Photography has been a part of my life for 50+ years. I have taken many figurative and literal journeys over that time, which led me towards a “Body of Work” (BOW). I did not have an end in mind when I got involved with serious photography. That goal came with time, experience, and practice.
I wandered photographically from black and white film to color slides to today’s digital imaging, experimenting with diverse subject matter. After moving to the New Hampshire Seacoast and retiring, I became active in a few photography organizations. This provided me with the opportunity to see how experienced photographers developed their personal artistic styles.
The motivation that I needed came in the form of a portfolio review by the Executive Director of the Griffin Museum of Photography in Massachusetts. Not knowing what to show, I brought a total of 24 prints of a variety of subjects. The director said my images were technically proficient, but not a BOW. She provided examples from her museum’s Atelier program as representative of what would be of interest to galleries and museums. Following that meeting, I reviewed several years of my photographs and noticed that I often returned to two primary genres, architecture and portraiture, and decided to concentrate on those two.
My first foray into portraiture was to assist a friend doing studio photography. I learned a great deal about lighting, how to give direction, and develop rapport. I started making high school senior portraits, applying what I learned in the studio to outdoor settings. High school portraits expanded to staff photos for small businesses. With experience came more successful portraiture sessions with an expanded variety of subjects at home and abroad.
I became aware of the concept of environmental portraiture through discussions with a well-known portrait photographer. It is defined simply as capturing a subject in their usual environment to shed light on their life and personality. That approach was missing from my images. I focused on enhancing my images by making a series of environmental portraits of plein air artists.
About five years ago, I attended a workshop at an early 20th century textile mill in Lawrence, MA. I was immediately drawn to the textures, lines, and history of the place. I found the setting so appealing that a friend and I contacted the owner, asked and gained permission to make repeat visits.
Subsequently, I searched out old or abandoned structures within New England. Old mills expanded to historical sites and restorations such as Canterbury Shaker Village, Mystic Seaport, and Fort Adams (Newport, RI). The excursions to the restorations additionally provided me with the opportunity to make environmental portraits of costumed re-enactors at work. Lately, I’ve been making early morning visits to Boston, where I find an ideal blend of old and new architecture.
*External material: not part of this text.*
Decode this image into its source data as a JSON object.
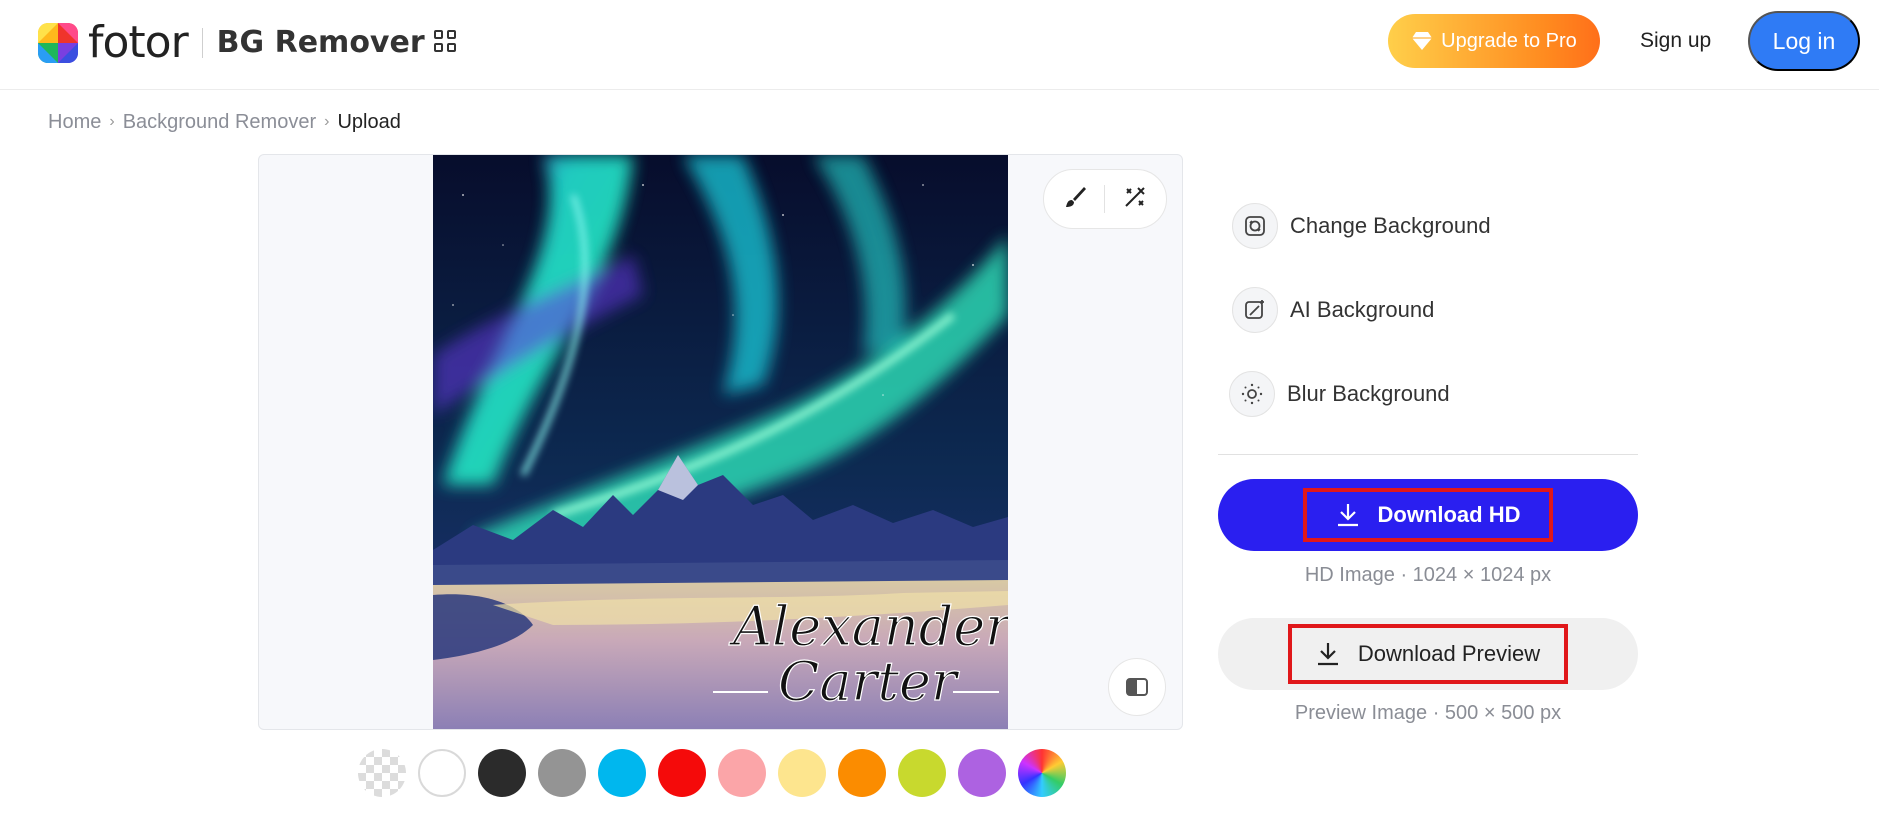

To date, I have mainly captured wide interior perspectives. I plan to revisit some locations, concentrating on small design elements and building exteriors to add another dimension to my work.
My photographic journey and travel experiences abroad are forming the basis of what will evolve into my body of work. It is a long process. I now review my work on a regular basis as a way to hone my creative direction.
I’ve learned to capture what speaks to me.